For those poring over the latest new orders figures released today to find guidance on the future of construction activity I suspect there is something for the optimists, but rather more for the pessimists.
It must be said that trying to discern sensible insight from examining the orders figures month by month is probably as fruitful as peering and prodding hourly at the scab on a grazed knee to see how it's healing. You more or less know how long it will take to heal - a few days - but that doesn't stop you looking.
Anyway the latest fare came out from the ONS today and it shows construction orders continuing on the predictable decline downward at a pretty predictable rate.
The optimists will no doubt read stability into the fact that the data suggests total orders for new work over the past three months matches the previous three months. The pessimists will note that order books will be shrinking rapidly, given that the level of orders on a 12-month-rolling basis is down 22% on a year ago.
Meanwhile, the more statistically quizzical will be fretting over the deflators being used by the ONS to help convert orders in cash values into orders in volume terms.
For my money, the most we can sensibly say about the figures is that they hint at a slowdown in the rate of decline in new orders, helped by what appears to be a level of stability in the housing sector orders.
If the figures throw up anything new, they do seem to suggest sadly that the blip we saw in housing orders in the spring was very much a feature of the bounce back associated with the destocking process, rather than the start of an upswing.
That is to say, having stopped sites while they ran down stocks of unsold homes, house builders then had to restart the production line and this can cause a relatively sharp temporary upward surge as the process kicks back to life again albeit to feed output at a much lower level.
My suspicions are that there is insufficient confidence within the major house builders to turn up the volume by anything that much. Meanwhile many of the smaller players have disappeared or are hibernating.
Fears of a double-dip recession in the housing market stalk the boardrooms of house builders at present, despite the relatively improved level of sales and prices over the summer, which in part is down to a shortage of second-hand housing on the market.
Improvement in that market is likely to rest with the valiant efforts of the Homes and Communities Agency. And it is true to say that the public housing orders are fairly robust.
So, while we probably ought to see uplift in the coming months in orders and work on sites, there are plenty of downside risks that suggest we may end up seeing low-level flat-lining rather than growth.
The infrastructure figures do provide room for cheer, but if you pick the big long-term projects out of the pot, some of the sheen comes off the figures.
And orders for the public non-housing, non-infrastructure work continue to hold up. But that is to be expected, until, that is, we see the inevitable savage axing of public spending cutting chunks out of the workload.
Then there is the commercial sector. I am constantly reminded by those more ebullient than me of this or that project and this or that developer making signals about starting this or that new building.
But the truth is that we may have a long wait before we see significant improvement in orders in the commercial sector and an even longer wait before we see workloads improve on the ground.
It was the spring of 1993 when commercial orders began to rise during the previous construction downturn.
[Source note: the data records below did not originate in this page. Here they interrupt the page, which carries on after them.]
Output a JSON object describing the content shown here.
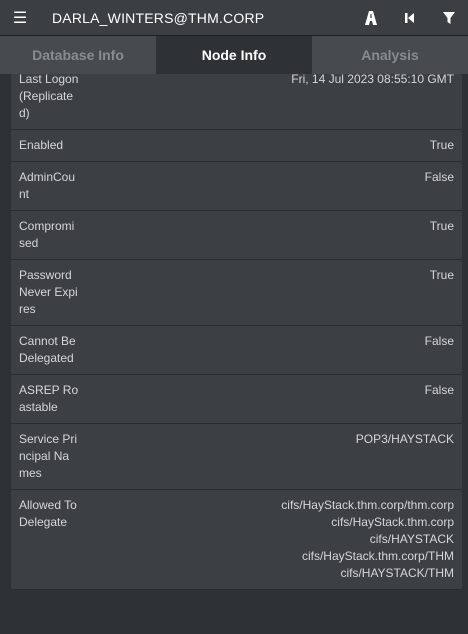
{
  "header": {
    "search_value": "DARLA_WINTERS@THM.CORP",
    "icons": [
      "menu-icon",
      "pathfinding-icon",
      "back-icon",
      "filter-icon"
    ]
  },
  "tabs": [
    {
      "label": "Database Info",
      "active": false
    },
    {
      "label": "Node Info",
      "active": true
    },
    {
      "label": "Analysis",
      "active": false
    }
  ],
  "properties": [
    {
      "label": "Last Logon (Replicated)",
      "value": [
        "Fri, 14 Jul 2023 08:55:10 GMT"
      ]
    },
    {
      "label": "Enabled",
      "value": [
        "True"
      ]
    },
    {
      "label": "AdminCount",
      "value": [
        "False"
      ]
    },
    {
      "label": "Compromised",
      "value": [
        "True"
      ]
    },
    {
      "label": "Password Never Expires",
      "value": [
        "True"
      ]
    },
    {
      "label": "Cannot Be Delegated",
      "value": [
        "False"
      ]
    },
    {
      "label": "ASREP Roastable",
      "value": [
        "False"
      ]
    },
    {
      "label": "Service Principal Names",
      "value": [
        "POP3/HAYSTACK"
      ]
    },
    {
      "label": "Allowed To Delegate",
      "value": [
        "cifs/HayStack.thm.corp/thm.corp",
        "cifs/HayStack.thm.corp",
        "cifs/HAYSTACK",
        "cifs/HayStack.thm.corp/THM",
        "cifs/HAYSTACK/THM"
      ]
    }
  ]
}
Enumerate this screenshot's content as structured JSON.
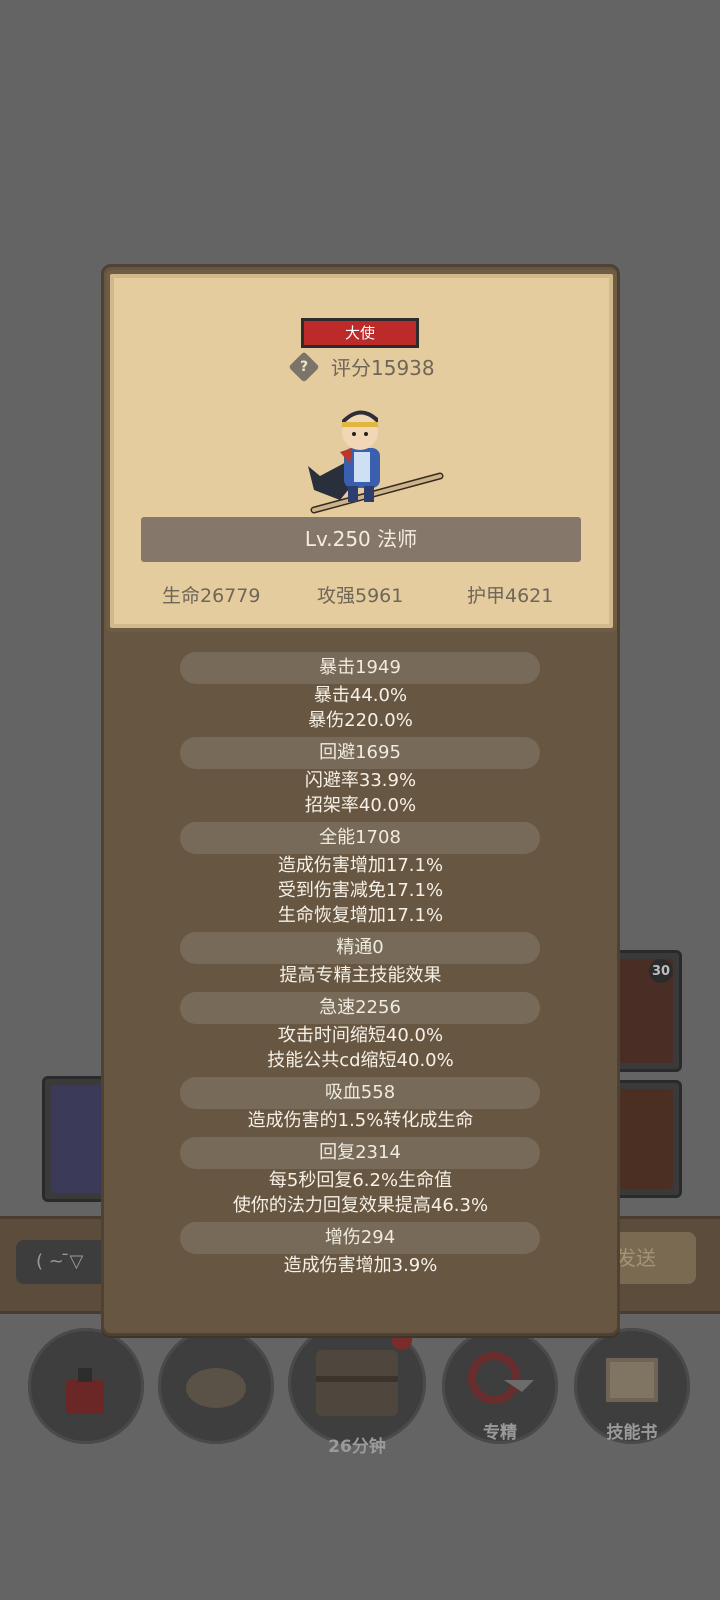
{
  "popup": {
    "title_badge": "大使",
    "score_label": "评分15938",
    "level_line": "Lv.250 法师",
    "base_stats": [
      "生命26779",
      "攻强5961",
      "护甲4621"
    ],
    "sections": [
      {
        "heading": "暴击1949",
        "lines": [
          "暴击44.0%",
          "暴伤220.0%"
        ]
      },
      {
        "heading": "回避1695",
        "lines": [
          "闪避率33.9%",
          "招架率40.0%"
        ]
      },
      {
        "heading": "全能1708",
        "lines": [
          "造成伤害增加17.1%",
          "受到伤害减免17.1%",
          "生命恢复增加17.1%"
        ]
      },
      {
        "heading": "精通0",
        "lines": [
          "提高专精主技能效果"
        ]
      },
      {
        "heading": "急速2256",
        "lines": [
          "攻击时间缩短40.0%",
          "技能公共cd缩短40.0%"
        ]
      },
      {
        "heading": "吸血558",
        "lines": [
          "造成伤害的1.5%转化成生命"
        ]
      },
      {
        "heading": "回复2314",
        "lines": [
          "每5秒回复6.2%生命值",
          "使你的法力回复效果提高46.3%"
        ]
      },
      {
        "heading": "增伤294",
        "lines": [
          "造成伤害增加3.9%"
        ]
      }
    ]
  },
  "background": {
    "skill_card_badge": "30",
    "chat_input_text": "( ~ ̄▽",
    "send_button": "发送",
    "bottom_nav": [
      {
        "label": "",
        "icon": "potion-icon"
      },
      {
        "label": "",
        "icon": "bread-icon"
      },
      {
        "label": "26分钟",
        "icon": "treasure-chest-icon"
      },
      {
        "label": "专精",
        "icon": "specialization-icon"
      },
      {
        "label": "技能书",
        "icon": "skill-book-icon"
      }
    ]
  },
  "colors": {
    "badge_red": "#bc2a29",
    "panel_parchment": "#e4cc9f",
    "popup_brown": "#675742"
  }
}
It was two years later before we saw any discernable rise in output in the sector.
My real concern is that the revival in the private sector, particularly the private commercial sector, will be rather more delayed than would be useful given the impending decline we must expect in public sector spending. The result of that would be a longer and more pronounced recession.
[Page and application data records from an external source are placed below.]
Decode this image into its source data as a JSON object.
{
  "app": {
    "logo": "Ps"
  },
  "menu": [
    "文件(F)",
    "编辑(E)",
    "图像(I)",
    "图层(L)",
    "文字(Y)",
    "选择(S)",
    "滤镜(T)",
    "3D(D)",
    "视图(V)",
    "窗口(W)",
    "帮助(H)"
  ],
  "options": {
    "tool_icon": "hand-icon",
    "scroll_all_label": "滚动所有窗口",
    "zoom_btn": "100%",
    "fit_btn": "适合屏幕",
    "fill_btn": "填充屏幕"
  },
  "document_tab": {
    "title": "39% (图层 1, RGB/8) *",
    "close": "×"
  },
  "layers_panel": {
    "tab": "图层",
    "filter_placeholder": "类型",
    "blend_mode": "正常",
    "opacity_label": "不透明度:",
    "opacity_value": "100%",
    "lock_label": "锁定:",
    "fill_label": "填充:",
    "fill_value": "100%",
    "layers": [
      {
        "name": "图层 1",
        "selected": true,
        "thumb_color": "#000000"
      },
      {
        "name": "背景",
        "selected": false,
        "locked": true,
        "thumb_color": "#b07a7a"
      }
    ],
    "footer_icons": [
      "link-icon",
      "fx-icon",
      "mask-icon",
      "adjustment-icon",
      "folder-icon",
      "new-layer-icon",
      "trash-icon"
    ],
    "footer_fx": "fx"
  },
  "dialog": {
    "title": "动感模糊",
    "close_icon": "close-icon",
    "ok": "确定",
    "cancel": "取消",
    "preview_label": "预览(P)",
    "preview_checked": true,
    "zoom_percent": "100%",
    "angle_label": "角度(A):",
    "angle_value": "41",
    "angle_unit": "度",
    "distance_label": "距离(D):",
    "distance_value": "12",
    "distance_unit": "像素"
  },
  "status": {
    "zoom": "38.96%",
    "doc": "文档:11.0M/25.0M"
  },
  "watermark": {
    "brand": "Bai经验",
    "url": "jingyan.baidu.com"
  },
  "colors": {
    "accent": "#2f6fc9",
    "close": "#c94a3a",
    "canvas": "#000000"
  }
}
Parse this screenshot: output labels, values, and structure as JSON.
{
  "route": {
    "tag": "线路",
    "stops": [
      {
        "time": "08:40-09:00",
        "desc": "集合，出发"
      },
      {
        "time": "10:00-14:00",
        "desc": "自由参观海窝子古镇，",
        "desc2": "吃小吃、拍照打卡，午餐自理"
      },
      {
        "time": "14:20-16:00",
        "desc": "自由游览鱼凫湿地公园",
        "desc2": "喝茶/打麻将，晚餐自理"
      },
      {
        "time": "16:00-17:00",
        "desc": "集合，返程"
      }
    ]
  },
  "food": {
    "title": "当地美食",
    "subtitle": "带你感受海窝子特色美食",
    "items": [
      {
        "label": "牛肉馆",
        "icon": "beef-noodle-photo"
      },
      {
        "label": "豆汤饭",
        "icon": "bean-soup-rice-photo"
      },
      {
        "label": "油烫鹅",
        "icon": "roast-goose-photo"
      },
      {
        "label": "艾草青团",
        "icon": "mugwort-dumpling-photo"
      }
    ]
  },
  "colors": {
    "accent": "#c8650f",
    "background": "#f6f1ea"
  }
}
And there is certainly little room for joy and hope on the wider economic front as today we see the Bank of England move to extend quantitative easing, suggesting more needs to be done to repair the damaged and highly fragile UK economy.